If possible, leave before local officials issue an evacuation order for your area. Even a slight delay in starting your evacuation will result in significantly longer travel times as traffic congestion worsens.
Select an evacuation destination that is nearest to your home, preferably in the same county, or at least minimize the distance over which you must travel in order to reach your intended shelter location.
In choosing your destination, keep in mind that the hotels and other sheltering options in most inland metropolitan areas are likely to be filled very quickly in a large, multi-county hurricane evacuation event.
If you decide to evacuate to another county or region, be prepared to wait in traffic.

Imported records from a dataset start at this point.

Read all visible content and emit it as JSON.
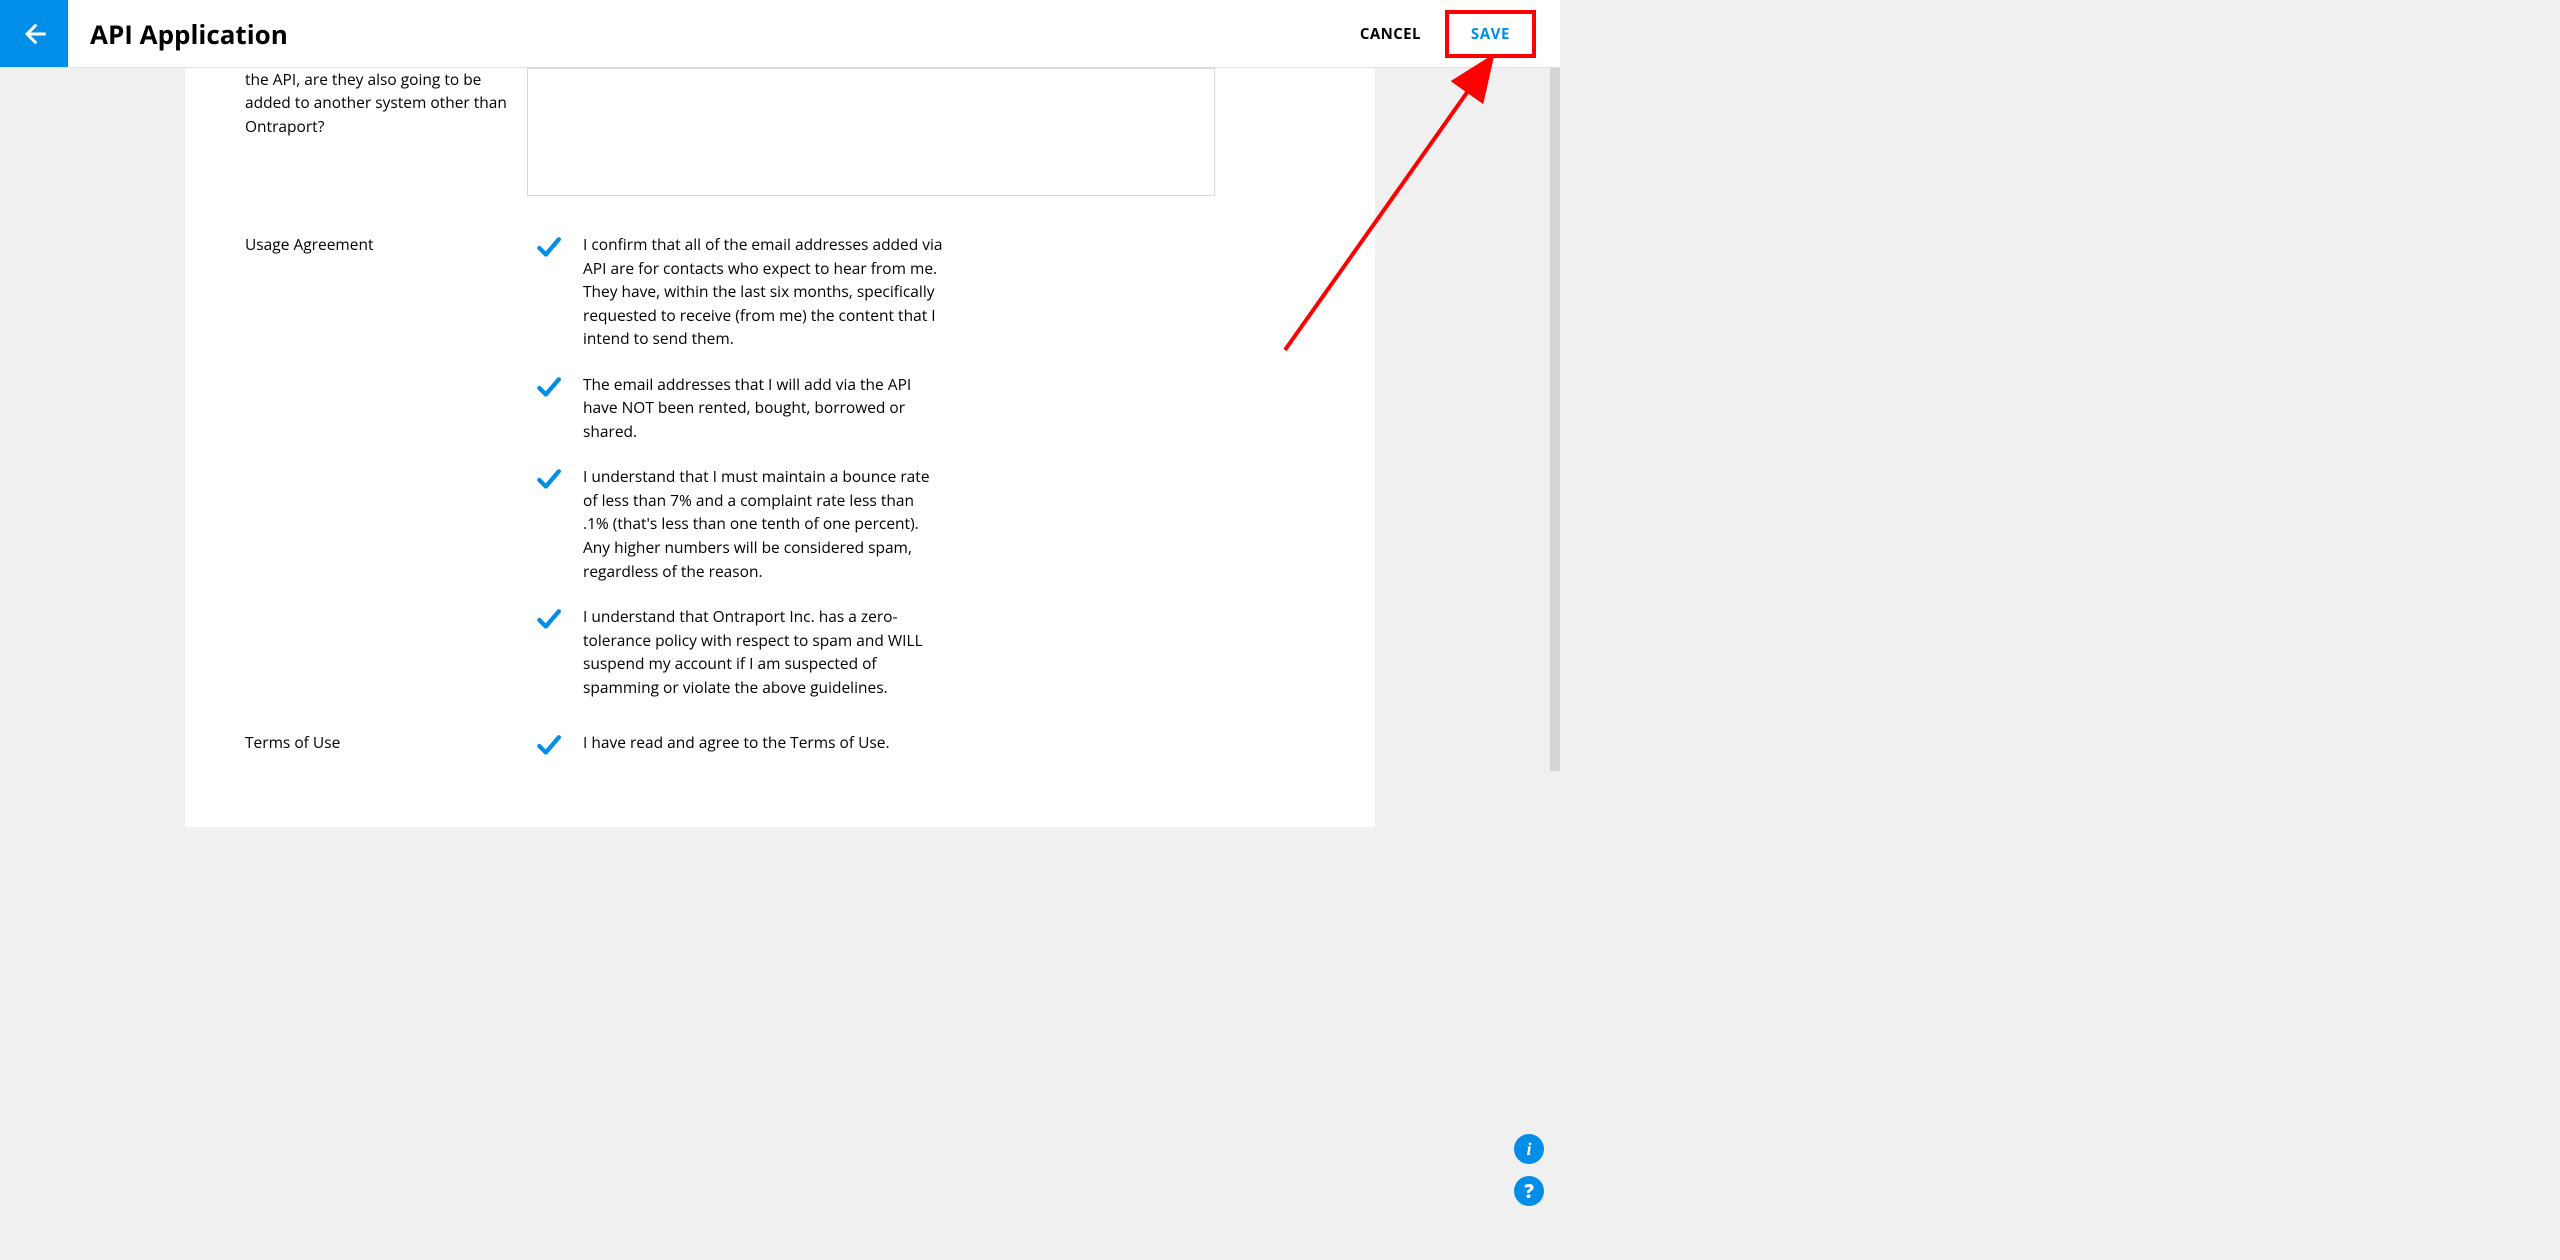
{
  "header": {
    "page_title": "API Application",
    "cancel_label": "CANCEL",
    "save_label": "SAVE"
  },
  "form": {
    "question_other_system": {
      "label": "the API, are they also going to be added to another system other than Ontraport?",
      "value": ""
    },
    "usage_agreement": {
      "label": "Usage Agreement",
      "items": [
        "I confirm that all of the email addresses added via API are for contacts who expect to hear from me. They have, within the last six months, specifically requested to receive (from me) the content that I intend to send them.",
        "The email addresses that I will add via the API have NOT been rented, bought, borrowed or shared.",
        "I understand that I must maintain a bounce rate of less than 7% and a complaint rate less than .1% (that's less than one tenth of one percent). Any higher numbers will be considered spam, regardless of the reason.",
        "I understand that Ontraport Inc. has a zero-tolerance policy with respect to spam and WILL suspend my account if I am suspected of spamming or violate the above guidelines."
      ]
    },
    "terms_of_use": {
      "label": "Terms of Use",
      "text": "I have read and agree to the Terms of Use."
    }
  },
  "fab": {
    "info_glyph": "i",
    "help_glyph": "?"
  },
  "annotation": {
    "note": "Red highlight box around SAVE and arrow pointing to it (editorial annotation, not part of UI)."
  }
}
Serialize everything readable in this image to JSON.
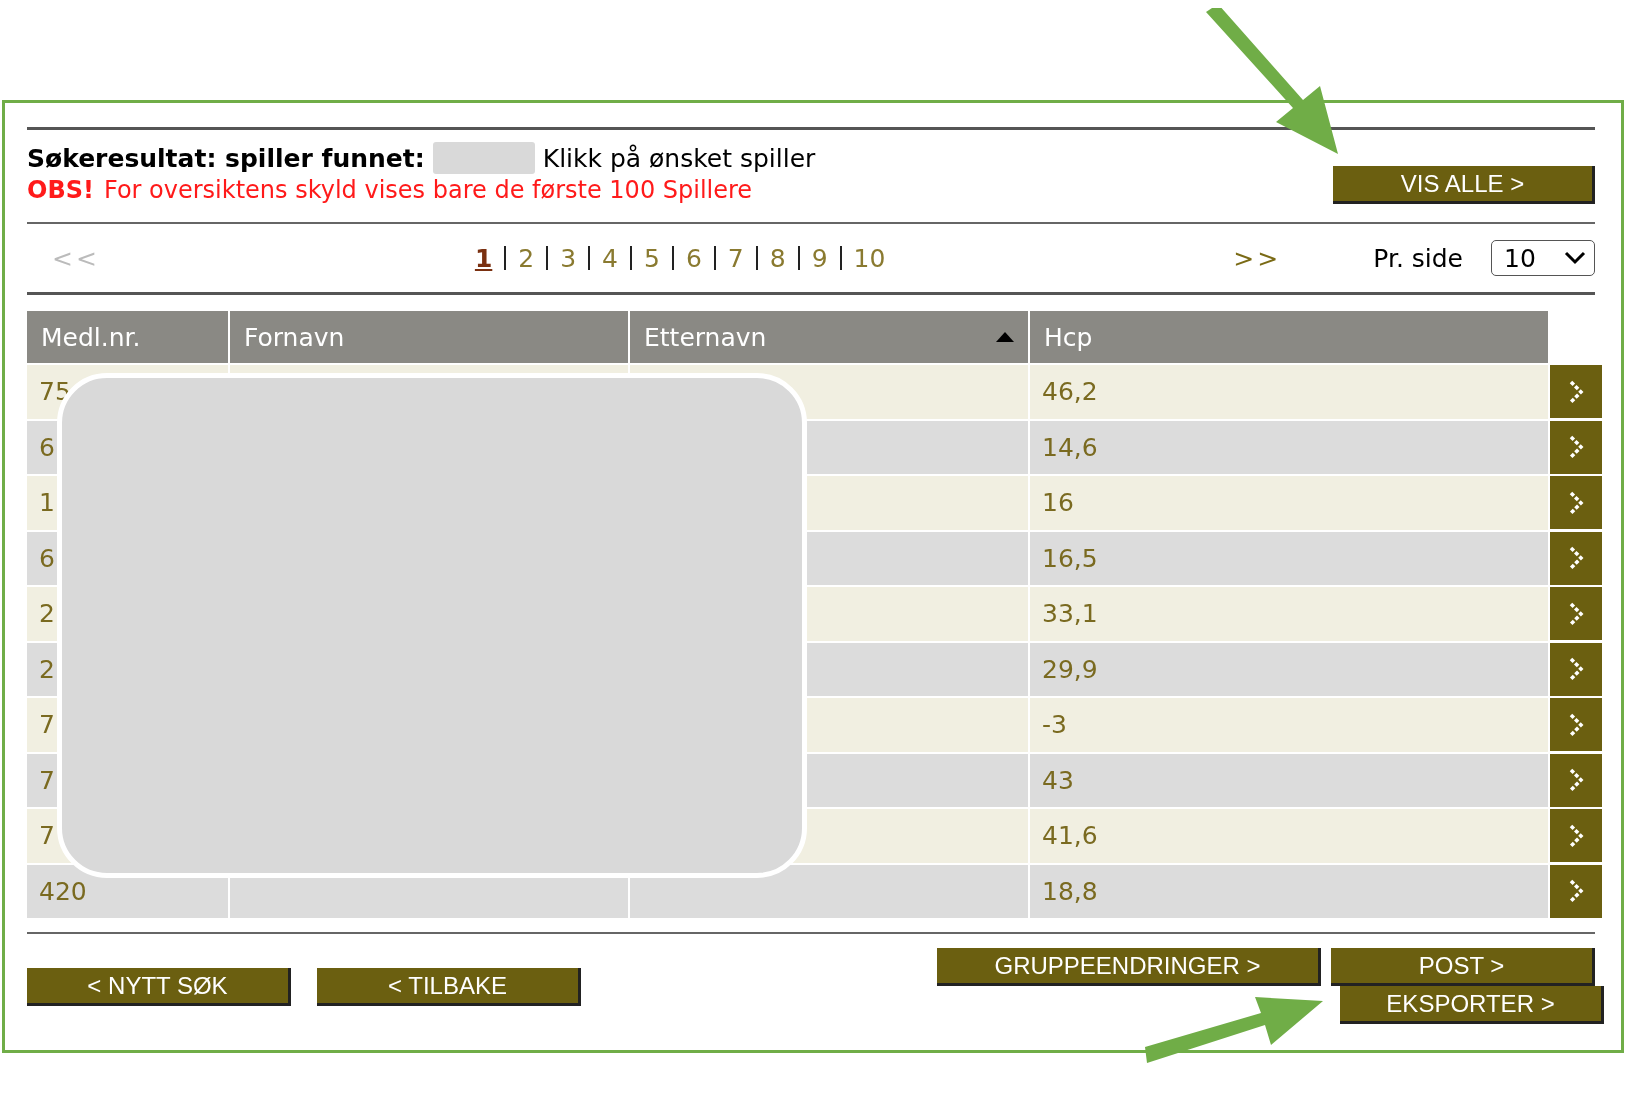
{
  "heading": {
    "label": "Søkeresultat: spiller funnet:",
    "hint": "Klikk på ønsket spiller"
  },
  "notice": {
    "flag": "OBS!",
    "text": "For oversiktens skyld vises bare de første 100 Spillere"
  },
  "show_all_button": "VIS ALLE >",
  "pagination": {
    "previous": {
      "label": "<<",
      "disabled": true
    },
    "next": {
      "label": ">>",
      "disabled": false
    },
    "pages": [
      {
        "label": "1",
        "selected": true
      },
      {
        "label": "2",
        "selected": false
      },
      {
        "label": "3",
        "selected": false
      },
      {
        "label": "4",
        "selected": false
      },
      {
        "label": "5",
        "selected": false
      },
      {
        "label": "6",
        "selected": false
      },
      {
        "label": "7",
        "selected": false
      },
      {
        "label": "8",
        "selected": false
      },
      {
        "label": "9",
        "selected": false
      },
      {
        "label": "10",
        "selected": false
      }
    ],
    "per_page_label": "Pr. side",
    "per_page_value": "10"
  },
  "table": {
    "columns": [
      {
        "label": "Medl.nr.",
        "sorted": false
      },
      {
        "label": "Fornavn",
        "sorted": false
      },
      {
        "label": "Etternavn",
        "sorted": true
      },
      {
        "label": "Hcp",
        "sorted": false
      }
    ],
    "rows": [
      {
        "medlnr": "75",
        "hcp": "46,2"
      },
      {
        "medlnr": "6",
        "hcp": "14,6"
      },
      {
        "medlnr": "1",
        "hcp": "16"
      },
      {
        "medlnr": "6",
        "hcp": "16,5"
      },
      {
        "medlnr": "2",
        "hcp": "33,1"
      },
      {
        "medlnr": "2",
        "hcp": "29,9"
      },
      {
        "medlnr": "7",
        "hcp": "-3"
      },
      {
        "medlnr": "7",
        "hcp": "43"
      },
      {
        "medlnr": "7",
        "hcp": "41,6"
      },
      {
        "medlnr": "420",
        "hcp": "18,8"
      }
    ]
  },
  "bottom_buttons": {
    "new_search": "< NYTT SØK",
    "back": "< TILBAKE",
    "group_changes": "GRUPPEENDRINGER >",
    "post": "POST >",
    "export": "EKSPORTER >"
  }
}
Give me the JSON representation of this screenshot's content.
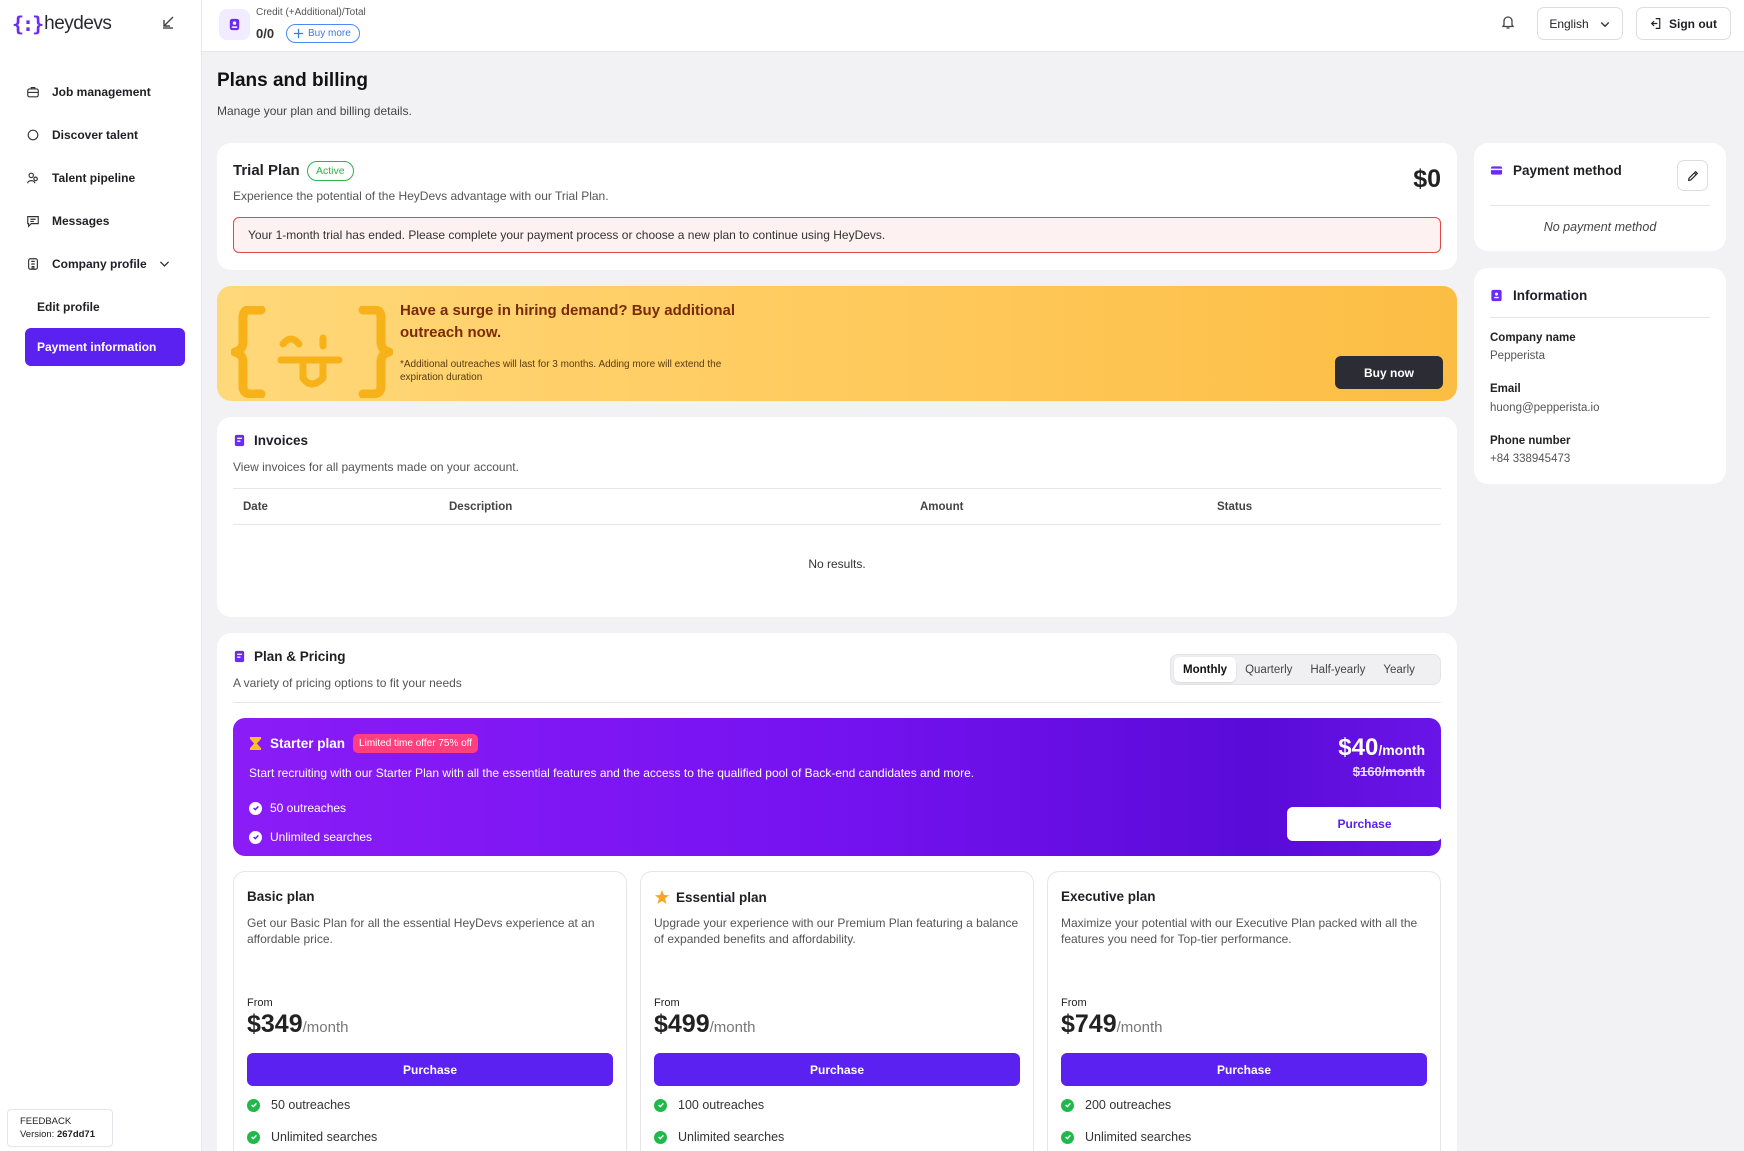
{
  "app": {
    "brand_mark": "{:}",
    "brand_name": "heydevs"
  },
  "sidebar": {
    "items": [
      {
        "label": "Job management",
        "icon": "briefcase-icon"
      },
      {
        "label": "Discover talent",
        "icon": "search-icon"
      },
      {
        "label": "Talent pipeline",
        "icon": "people-icon"
      },
      {
        "label": "Messages",
        "icon": "chat-icon"
      },
      {
        "label": "Company profile",
        "icon": "building-icon"
      }
    ],
    "sub_items": [
      {
        "label": "Edit profile"
      },
      {
        "label": "Payment information",
        "active": true
      }
    ],
    "feedback": {
      "label": "FEEDBACK",
      "version_label": "Version:",
      "version": "267dd71"
    }
  },
  "topbar": {
    "credit_label": "Credit (+Additional)/Total",
    "credit_value": "0/0",
    "buy_more": "Buy more",
    "language": "English",
    "sign_out": "Sign out"
  },
  "page": {
    "title": "Plans and billing",
    "subtitle": "Manage your plan and billing details."
  },
  "trial": {
    "name": "Trial Plan",
    "status": "Active",
    "description": "Experience the potential of the HeyDevs advantage with our Trial Plan.",
    "price": "$0",
    "alert": "Your 1-month trial has ended. Please complete your payment process or choose a new plan to continue using HeyDevs."
  },
  "promo": {
    "title": "Have a surge in hiring demand? Buy additional outreach now.",
    "note": "*Additional outreaches will last for 3 months. Adding more will extend the expiration duration",
    "button": "Buy now"
  },
  "invoices": {
    "title": "Invoices",
    "subtitle": "View invoices for all payments made on your account.",
    "columns": [
      "Date",
      "Description",
      "Amount",
      "Status"
    ],
    "empty": "No results."
  },
  "pricing": {
    "title": "Plan & Pricing",
    "subtitle": "A variety of pricing options to fit your needs",
    "periods": [
      "Monthly",
      "Quarterly",
      "Half-yearly",
      "Yearly"
    ],
    "active_period": "Monthly",
    "starter": {
      "name": "Starter plan",
      "badge": "Limited time offer 75% off",
      "description": "Start recruiting with our Starter Plan with all the essential features and the access to the qualified pool of Back-end candidates and more.",
      "features": [
        "50 outreaches",
        "Unlimited searches"
      ],
      "price": "$40",
      "per": "/month",
      "old_price": "$160/month",
      "button": "Purchase"
    },
    "plans": [
      {
        "name": "Basic plan",
        "description": "Get our Basic Plan for all the essential HeyDevs experience at an affordable price.",
        "from": "From",
        "price": "$349",
        "per": "/month",
        "button": "Purchase",
        "features": [
          "50 outreaches",
          "Unlimited searches"
        ]
      },
      {
        "name": "Essential plan",
        "description": "Upgrade your experience with our Premium Plan featuring a balance of expanded benefits and affordability.",
        "from": "From",
        "price": "$499",
        "per": "/month",
        "button": "Purchase",
        "features": [
          "100 outreaches",
          "Unlimited searches"
        ]
      },
      {
        "name": "Executive plan",
        "description": "Maximize your potential with our Executive Plan packed with all the features you need for Top-tier performance.",
        "from": "From",
        "price": "$749",
        "per": "/month",
        "button": "Purchase",
        "features": [
          "200 outreaches",
          "Unlimited searches"
        ]
      }
    ]
  },
  "payment_method": {
    "title": "Payment method",
    "empty": "No payment method"
  },
  "information": {
    "title": "Information",
    "fields": [
      {
        "label": "Company name",
        "value": "Pepperista"
      },
      {
        "label": "Email",
        "value": "huong@pepperista.io"
      },
      {
        "label": "Phone number",
        "value": "+84 338945473"
      }
    ]
  },
  "colors": {
    "accent": "#5b21f0",
    "success": "#21b84a",
    "danger": "#e04848",
    "promo_text": "#7a2a06"
  }
}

The large number of people who must evacuate during a hurricane will probably cause massive delays and major congestion along most designated evacuation routes; the larger the storm, the greater the probability of traffic jams and extended travel times.
If possible, make arrangements to stay with the friend or relative who will not have to evacuate who resides closest to your home. Discuss with your intended host the details of your family evacuation plan well before the beginning of the hurricane season each year.
If a hotel or motel is your final intended destination during an evacuation, make reservations before you leave.
Most hotel and motels will fill quickly once evacuations begin. The longer you wait to make reservations, even if an official evacuation order has not been issued for your area or county, the less likely you are to find hotel/motel room vacancies, especially along interstate highways and in major metropolitan areas.
If you are unable to stay with friends or family and no hotels/motels rooms are available, then as a last resort go to a shelter.
Remember, shelters are not designed for comfort and do not usually accept pets. Bring your disaster supply kit with you to the shelter. Find Pet-Friendly hotels and motels if you have pets.

Make sure that you fill up your car with gas, before you leave!